U.S. Classification222/129.1, 62/398, 222/146.6, 62/400
International ClassificationA47J31/41, B67D1/00, A47J31/40, G07F13/06
Cooperative ClassificationA47J31/41, A47J31/401, G07F13/065
European ClassificationA47J31/40C, G07F13/06B, A47J31/41
Legal Events
DateCodeEventDescription
Oct 7, 1981ASAssignment
Owner name: KUBOTA LTD., 22, FUNADE-MACHI 2-CHOME, NANIWA-KU,
Free format text: ASSIGNMENT OF ASSIGNORS INTEREST.;ASSIGNORS:TOMIYAMA, MUNEO;MIZUGANE, KEIICHI;TANIGUCHI, KAZUNORI;AND OTHERS;REEL/FRAME:003915/0075
Effective date: 19791203

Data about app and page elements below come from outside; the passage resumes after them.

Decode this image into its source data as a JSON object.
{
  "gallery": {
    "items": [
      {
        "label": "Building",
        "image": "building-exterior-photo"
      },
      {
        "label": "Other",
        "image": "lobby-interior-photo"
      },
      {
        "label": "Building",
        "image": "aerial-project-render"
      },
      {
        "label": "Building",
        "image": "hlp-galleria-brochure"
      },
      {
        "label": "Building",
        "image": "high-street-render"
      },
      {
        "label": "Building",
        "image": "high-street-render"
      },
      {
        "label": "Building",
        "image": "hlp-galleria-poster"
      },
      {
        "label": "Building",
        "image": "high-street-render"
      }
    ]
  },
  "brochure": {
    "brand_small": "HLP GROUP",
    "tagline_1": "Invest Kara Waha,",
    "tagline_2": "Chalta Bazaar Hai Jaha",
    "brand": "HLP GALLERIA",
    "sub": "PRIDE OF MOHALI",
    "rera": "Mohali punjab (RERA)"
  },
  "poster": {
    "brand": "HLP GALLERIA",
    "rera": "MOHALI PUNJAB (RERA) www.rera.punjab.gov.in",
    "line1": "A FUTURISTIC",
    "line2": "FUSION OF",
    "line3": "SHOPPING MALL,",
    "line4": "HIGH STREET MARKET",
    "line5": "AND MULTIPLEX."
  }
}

Free format text: ASSIGNMENT OF ASSIGNORS INTEREST;ASSIGNORS:TOMIYAMA, MUNEO;MIZUGANE, KEIICHI;TANIGUCHI, KAZUNORI;AND OTHERS;REEL/FRAME:003915/0075